Exercise>
The entries below are to be copied exactly, with nothing left out.
Top of Provided information
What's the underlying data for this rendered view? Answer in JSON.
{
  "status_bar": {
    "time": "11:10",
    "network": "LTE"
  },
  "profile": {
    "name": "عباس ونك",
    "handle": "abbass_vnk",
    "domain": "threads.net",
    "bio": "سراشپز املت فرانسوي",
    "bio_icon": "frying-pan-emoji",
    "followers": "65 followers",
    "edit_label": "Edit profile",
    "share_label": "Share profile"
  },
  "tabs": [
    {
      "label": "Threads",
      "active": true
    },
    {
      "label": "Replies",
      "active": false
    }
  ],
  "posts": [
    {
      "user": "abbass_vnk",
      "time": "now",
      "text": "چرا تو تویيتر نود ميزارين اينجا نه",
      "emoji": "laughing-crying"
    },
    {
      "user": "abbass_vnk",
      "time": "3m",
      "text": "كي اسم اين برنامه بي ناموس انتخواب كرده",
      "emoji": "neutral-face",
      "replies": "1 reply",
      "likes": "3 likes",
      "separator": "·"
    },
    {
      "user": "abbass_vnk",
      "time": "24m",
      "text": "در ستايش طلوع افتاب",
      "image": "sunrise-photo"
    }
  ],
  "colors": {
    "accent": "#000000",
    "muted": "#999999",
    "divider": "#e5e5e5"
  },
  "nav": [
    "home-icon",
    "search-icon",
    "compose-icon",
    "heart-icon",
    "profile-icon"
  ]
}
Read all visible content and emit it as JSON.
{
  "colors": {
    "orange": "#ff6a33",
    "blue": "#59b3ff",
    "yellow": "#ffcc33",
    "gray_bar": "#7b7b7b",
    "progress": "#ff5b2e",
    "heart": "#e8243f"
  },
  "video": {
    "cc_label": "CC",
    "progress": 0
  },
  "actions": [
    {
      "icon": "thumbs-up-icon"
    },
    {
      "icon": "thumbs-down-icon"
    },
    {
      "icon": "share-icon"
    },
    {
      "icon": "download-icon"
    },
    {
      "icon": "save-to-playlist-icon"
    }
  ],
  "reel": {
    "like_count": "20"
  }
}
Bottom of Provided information
Written reply>
What's the underlying data for this rendered view? Answer in JSON.
{
  "status_bar": {
    "time": "11:10",
    "network": "LTE"
  },
  "profile": {
    "name": "عباس ونك",
    "handle": "abbass_vnk",
    "domain": "threads.net",
    "bio": "سراشپز املت فرانسوي",
    "bio_icon": "frying-pan-emoji",
    "followers": "65 followers",
    "edit_label": "Edit profile",
    "share_label": "Share profile"
  },
  "tabs": [
    {
      "label": "Threads",
      "active": true
    },
    {
      "label": "Replies",
      "active": false
    }
  ],
  "posts": [
    {
      "user": "abbass_vnk",
      "time": "now",
      "text": "چرا تو تویيتر نود ميزارين اينجا نه",
      "emoji": "laughing-crying"
    },
    {
      "user": "abbass_vnk",
      "time": "3m",
      "text": "كي اسم اين برنامه بي ناموس انتخواب كرده",
      "emoji": "neutral-face",
      "replies": "1 reply",
      "likes": "3 likes",
      "separator": "·"
    },
    {
      "user": "abbass_vnk",
      "time": "24m",
      "text": "در ستايش طلوع افتاب",
      "image": "sunrise-photo"
    }
  ],
  "colors": {
    "accent": "#000000",
    "muted": "#999999",
    "divider": "#e5e5e5"
  },
  "nav": [
    "home-icon",
    "search-icon",
    "compose-icon",
    "heart-icon",
    "profile-icon"
  ]
}
Read all visible content and emit it as JSON.
{
  "colors": {
    "orange": "#ff6a33",
    "blue": "#59b3ff",
    "yellow": "#ffcc33",
    "gray_bar": "#7b7b7b",
    "progress": "#ff5b2e",
    "heart": "#e8243f"
  },
  "video": {
    "cc_label": "CC",
    "progress": 0
  },
  "actions": [
    {
      "icon": "thumbs-up-icon"
    },
    {
      "icon": "thumbs-down-icon"
    },
    {
      "icon": "share-icon"
    },
    {
      "icon": "download-icon"
    },
    {
      "icon": "save-to-playlist-icon"
    }
  ],
  "reel": {
    "like_count": "20"
  }
}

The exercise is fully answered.